Filed under: ballet, choreography, news, premiere, women composers. Tagged as: american ballet theatre, ballet, das jahr, diversity, Fanny Hensel, Fanny Mendelssohn, Furore Verlag, her notes, jessica lang, misty copeland, piano solo, repertoire, Wilhelm Hensel.
“Fanny for ballet!!” read the text message. I blinked and did a double-take at the accompanying photo. Indeed, selections of Fanny Hensel’s “Das Jahr” — The Year — a cycle of piano pieces composed in 1841, were the music for a new ballet, “Her Notes,” chorographed by Jessica Lang and being premiered by the American Ballet Theatre in New York City.
How exciting to think of Hensel’s powerful piano music being used as the basis of an expressive dance work. In a video about the making of “Her Notes,” Lang explains “when I hear music, I see movement, and when I heard this piece “The Year” [Das Jahr] it inspired a very classical reaction in my mind … and I thought it would be great for ballet, and it would be the perfect piece for American Ballet Theatre.”
Fanny Hensel (1805-1847) is perhaps still best known as the sister of Felix Mendelssohn, but increasingly called by the name she preferred, her married name. In creating “Das Jahr” she collaborated with her husband, Wilhelm Hensel, a painter and artist, in creating a multimedia work illustrating the months of a year: a special year of travel, discovery and reflection. The surviving manuscript fair copy is a fascinating visual work of art, with each of the pieces copied onto different colors of paper, and illustrated with detailed drawings by her husband and framed with stanzas of poetry. This completely original concept, and the overall power of the work, mark Fanny Hensel as a major figure of the 19th century. Yet the piece was unknown and unpublished until 1989. [illustration: January from Das Jahr. The music was published by Furore in Germany, who also offer a facsimile of the manuscript version.]
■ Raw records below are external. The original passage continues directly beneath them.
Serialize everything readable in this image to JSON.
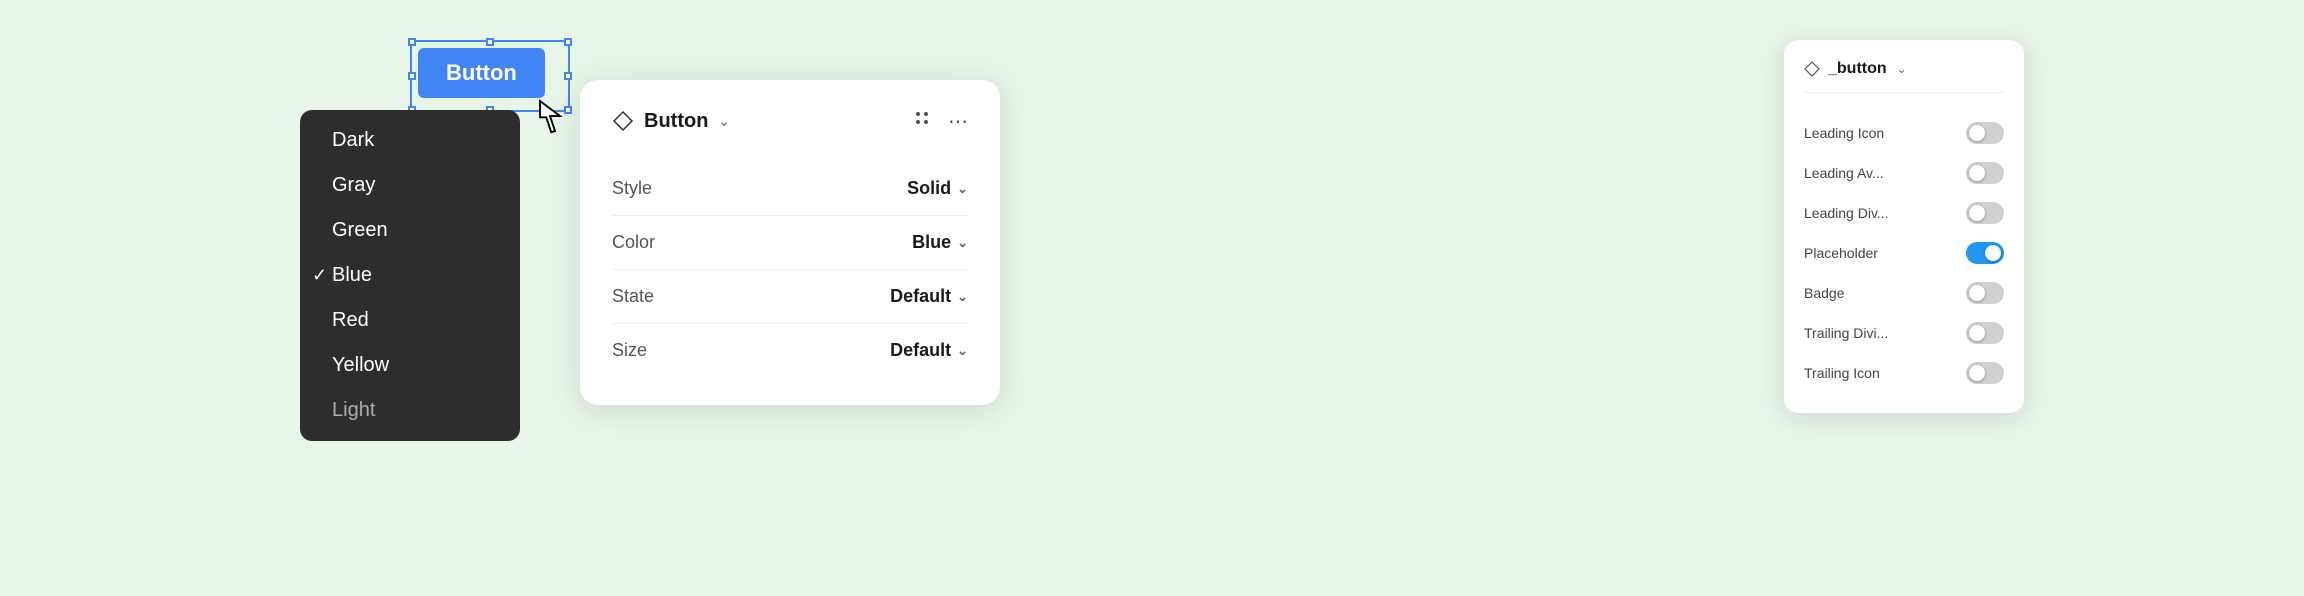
{
  "preview": {
    "button_label": "Button"
  },
  "dropdown": {
    "items": [
      {
        "id": "dark",
        "label": "Dark",
        "checked": false
      },
      {
        "id": "gray",
        "label": "Gray",
        "checked": false
      },
      {
        "id": "green",
        "label": "Green",
        "checked": false
      },
      {
        "id": "blue",
        "label": "Blue",
        "checked": true
      },
      {
        "id": "red",
        "label": "Red",
        "checked": false
      },
      {
        "id": "yellow",
        "label": "Yellow",
        "checked": false
      },
      {
        "id": "light",
        "label": "Light",
        "checked": false
      }
    ]
  },
  "button_panel": {
    "title": "Button",
    "rows": [
      {
        "label": "Style",
        "value": "Solid"
      },
      {
        "label": "Color",
        "value": "Blue"
      },
      {
        "label": "State",
        "value": "Default"
      },
      {
        "label": "Size",
        "value": "Default"
      }
    ]
  },
  "properties_panel": {
    "title": "_button",
    "props": [
      {
        "id": "leading-icon",
        "label": "Leading Icon",
        "on": false
      },
      {
        "id": "leading-av",
        "label": "Leading Av...",
        "on": false
      },
      {
        "id": "leading-div",
        "label": "Leading Div...",
        "on": false
      },
      {
        "id": "placeholder",
        "label": "Placeholder",
        "on": true
      },
      {
        "id": "badge",
        "label": "Badge",
        "on": false
      },
      {
        "id": "trailing-divi",
        "label": "Trailing Divi...",
        "on": false
      },
      {
        "id": "trailing-icon",
        "label": "Trailing Icon",
        "on": false
      }
    ]
  }
}
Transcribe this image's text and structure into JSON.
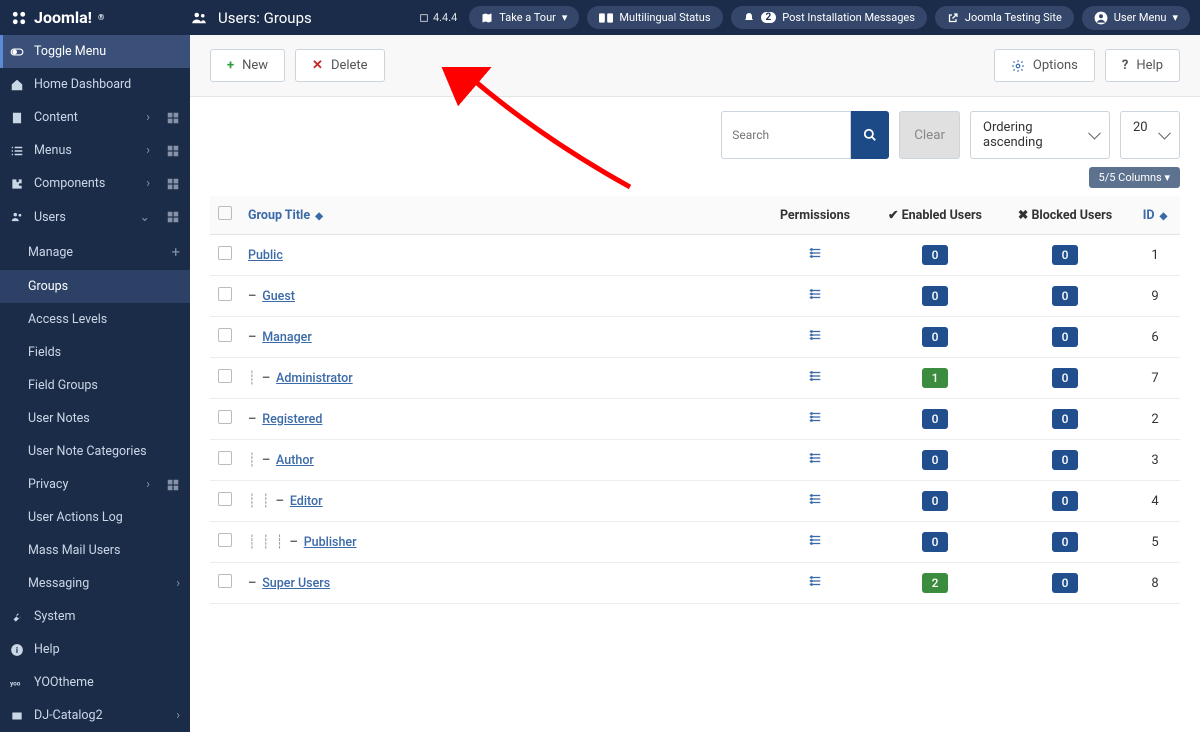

Jessica Lang uses five of the movements of the cycle in the ballet “Her Notes,” the pensive January, the spritely February (as effervescent as Fanny’s brother’s “Midsummer-night’s Dream Overture), then June, a wistful heartfelt song,– a “song without words,” the genre she and her brother pioneered. Finally December—a cascading flurry of activity before the introduction of the somber hymn, “Von Himmel hoch” ( From Heaven on High), which begins meditatively, but then becomes more emphatic and bold. It is this hymn section we see being danced to in the video about the making of “Her Notes.” And finally, with the Postlude, the return to inward, thoughtful reflection, and a sense of resolution.
An article in the Wall Street Journal notes ballet’s struggle “with a lack of diversity and a lack of female choreographers.” Lang was attracted to the music of “Das Jahr,” but also the resonances of Fanny’s struggle, to overcome the opposition of first her father, and then her brother, to her taking her composing seriously, have particular meaning for any brilliant and hardworking female artist seeking to make inroads in a male-dominated profession.
To me as an observer of women composers who, even in the case of a familiar name like Fanny (Mendelssohn) Hensel, still receive so much less recognition than they deserve, find this incorporation of her music into another major art-work as a great step forward, a real landmark of progress. After all, there is the iconic Misty Copeland dancing to Fanny’s music — that’s exposure and recognition of another level! OK, I’ll admit that I don’t follow dance at all, but I know about Copeland from hearing her on “Wait, Wait, Don’t Tell Me” — so that is really iconic!
So while we still hope to have more performances of Hensel’s music including orchestra — her Overture, her cantatas and oratorios — here is a real celebration of her music on another (and unexpected) great stage.